This enhances the gradation in the high values, especially if print-out is not complete. Use the Water Tank Hydration method, exposing the print surface uniformly to water vapour, or manually suspend the print over a tray of warm water at ca. 100F / 40C. Once complete, continue with print processing as described below.

Promptly and fully immerse the print in the following wet-processing baths – face down if the paper floats, face up if not – with intermittent agitation:

  1. Develop in disodium EDTA (5% w/v) 10 minutes
    Constant and gentle agitation for first 1-2 minutes, then occasional gentle agitation.
    It is important that this first bath should be acidic, around pH 4. Do not use tetrasodium EDTA. The capacity of this bath is ca. 60 10×8 inch prints, or until the volume diminishes to a level where more solution is needed to adequately immerse the print.
  2. Rinse in fresh water 30 seconds
  3. Clear in sodium metabisulphite (2.5% w/v) 15 minutes
    Occasional gentle agitation.
    This sulphite bath does not keep, so should not be stored and re-used, but made up fresh for each printing session. The capacity of this solution is about 5 10×8 inch prints. Replace with fresh solution as soon as it begins to look very slightly yellowish.
  4. Rinse in fresh water 30 seconds
  5. Clear in tetrasodium EDTA (5% w/v) 15 minutes
    Occasional gentle agitation.
    The capacity of this bath is at least 60 10×8 inch prints. it should always look clear.
  6. Wash in running water (between 65-75F / 18-24C) for a minimum of 20 to 40 minutes.

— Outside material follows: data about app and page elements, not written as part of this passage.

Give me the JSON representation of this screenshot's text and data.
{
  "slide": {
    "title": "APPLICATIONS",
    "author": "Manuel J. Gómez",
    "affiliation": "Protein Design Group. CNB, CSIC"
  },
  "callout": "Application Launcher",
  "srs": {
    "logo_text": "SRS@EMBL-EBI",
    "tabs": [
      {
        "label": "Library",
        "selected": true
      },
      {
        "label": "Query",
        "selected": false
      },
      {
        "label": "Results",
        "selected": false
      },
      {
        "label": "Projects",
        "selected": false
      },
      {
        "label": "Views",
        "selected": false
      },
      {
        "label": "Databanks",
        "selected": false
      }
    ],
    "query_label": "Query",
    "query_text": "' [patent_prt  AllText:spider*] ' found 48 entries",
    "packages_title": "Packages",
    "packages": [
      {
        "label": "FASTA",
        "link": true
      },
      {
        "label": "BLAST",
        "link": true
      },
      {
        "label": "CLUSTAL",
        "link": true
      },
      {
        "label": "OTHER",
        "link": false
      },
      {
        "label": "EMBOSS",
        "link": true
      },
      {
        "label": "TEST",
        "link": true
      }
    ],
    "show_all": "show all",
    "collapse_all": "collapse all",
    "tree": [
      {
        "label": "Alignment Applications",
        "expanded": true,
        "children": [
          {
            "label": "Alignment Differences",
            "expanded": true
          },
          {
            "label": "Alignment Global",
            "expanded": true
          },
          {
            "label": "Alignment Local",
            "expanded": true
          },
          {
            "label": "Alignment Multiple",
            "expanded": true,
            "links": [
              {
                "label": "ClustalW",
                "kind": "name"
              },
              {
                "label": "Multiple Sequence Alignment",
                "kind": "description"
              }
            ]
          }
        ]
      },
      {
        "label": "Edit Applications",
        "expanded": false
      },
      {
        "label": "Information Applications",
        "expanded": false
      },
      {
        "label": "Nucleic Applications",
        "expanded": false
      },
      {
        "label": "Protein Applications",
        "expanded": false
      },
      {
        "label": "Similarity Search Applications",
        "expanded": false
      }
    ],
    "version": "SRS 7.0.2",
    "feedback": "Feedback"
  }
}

Far less water may be used by washing the print in five 5-minute baths of fresh water, with occasional, gentle agitation.
  7. Drain face out, on a near-vertical sheet of Plexiglass 10 minutes.
  8. Dry at room temperature on a horizontal plastic / fibreglass screen.

N.B. As with all wet photographic darkroom practices, it is strongly recommended that print tongs or gloves are used to avoid skin contact with solutions. 

Examine the print for any yellow stain of residual iron in regions of unexposed sensitizer; this is more conspicuous under a bluish light. If present, prolong the #5 tetrasodium EDTA clearing bath.

In a 100% platinum print the print-out is less vigorous, especially at low RH. Better quality may result if the more energetic, platinotype developer, 30% w/v potassium oxalate solution, is used as a first, development, bath, and then followed by the above sequence.

XII. Finishing

The print is easy to retouch using permanent watercolour pigments.

Permanence & Stability

Platino/palladiotypes are highly lightfast and robustly resistant to all contaminants likely to arise in a normal environment.

Summary of Platino-palladiotype Workflow

  1. Select and cut paper, choose side, mark up coating area, make printing notes as you proceed
  2. Mix sensitizer: measure and mix equal volumes of iron and platinum/palladium solutions; add Tween to ca. 0.2% if needed
  3. Coat paper: 1.5 cc per 10×8 in. 5 ‘passes’ of rod
  4. Dry: 1-2 hours at room temperature, or in a 100F / 40C airflow for 10 minutes
  5. Hydrate the sensitized paper: in controlled RH box (80% for full print-out)
  6. Expose: to UVA source until highlights just visible
  7. “Post-exposure Hydrate” the print for 1-2 minutes
  8. Develop and Clear #1: Disodium EDTA 5% for 10 minutes
  9. Rinse in water half minute
  10. Reduce and Clear #2: Sodium metabisulphite 2.5% 15 minutes
  11. Rinse in water half minute
  12. Final Clear #3: Tetrasodium EDTA 5% for 15 minutes
  13. Wash: at least 30 minutes
  14. Drain, Dry and press flat